Proximity allows for association which begets new combinations and creations. I realize it is the middle of winter and fresh tarragon should not be available, in abundance, and incredibly pungent and fresh. Still, when I was at the supermarket I saw beautiful bunches of aromatic tarragon and was captivated. The sweet anise cleared my mind and seemed to transform the cloudy day into one bright with ideas and promise.
After purchasing the tarragon plus the ingredients I was actually shopping for, I returned home anxious to use the herb and still undecided as to how to best utilize it. As the idea of tarragon did cart wheels in my head, I started thinking about: other ingredients, counter points, accents, high and lowlights, supports and platforms for expressing the bright clean flavor of tarragon. I stopped when my mental inventory came across screwpine leaves. We have a stash of them left in our freezer, the spoils of shopping after our purple yam expedition.
The aroma and sweet richness of the screwpine leaves has continued to pique my interest, especially because we have not yet integrated them into our repertoire. I had plans of chicken poached in a screwpine infused bouillon and was further intrigued by Heston Blumenthal's use of the leaves in making the perfect risotto in Further Adventures in Search of Perfection. Then the luminous tarragon presented itself and I felt the two would form a harmonious union, the screwpine giving backbone and support to the lighter, cleaner flavors of the tarragon.
I took five parts tarragon and one part screwpine leaves, blanched and shocked them. I then pureed the leaves in the blender with ice. In blending the herbs with ice I was able to truly pulverize them while preserving the brilliant green color. After ten minutes of blending the ice melted and I had a bright emerald puree. I seasoned it with a touch of salt and then strained it. I have to say that the union of the tarragon and screwpine is amazing.

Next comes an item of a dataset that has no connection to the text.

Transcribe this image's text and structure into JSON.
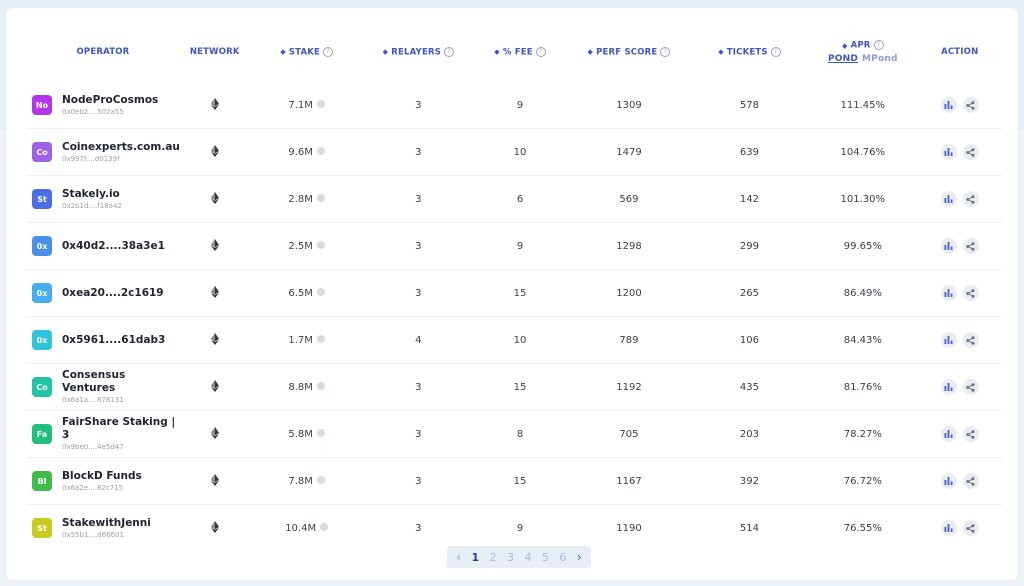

Once the green elixir was strained I was faced with another issue. Where to begin? I wanted to make a puree to serve with our lamb neck, I wanted to make ice cream and pudding, a financier, white chocolate chantilly, oatmeal and risotto, noodles and gnocchi. I want to warm it gently and serve it with fish or make an incredible tarragon mustard or use it to poach that chicken. My head was reeling from all of the possibilities. Pictured here is the finished elixir from which we will build all of our creations. I could use this same approach with ice cold oil and the herbs. Imagine what a vinaigrette we could make with that.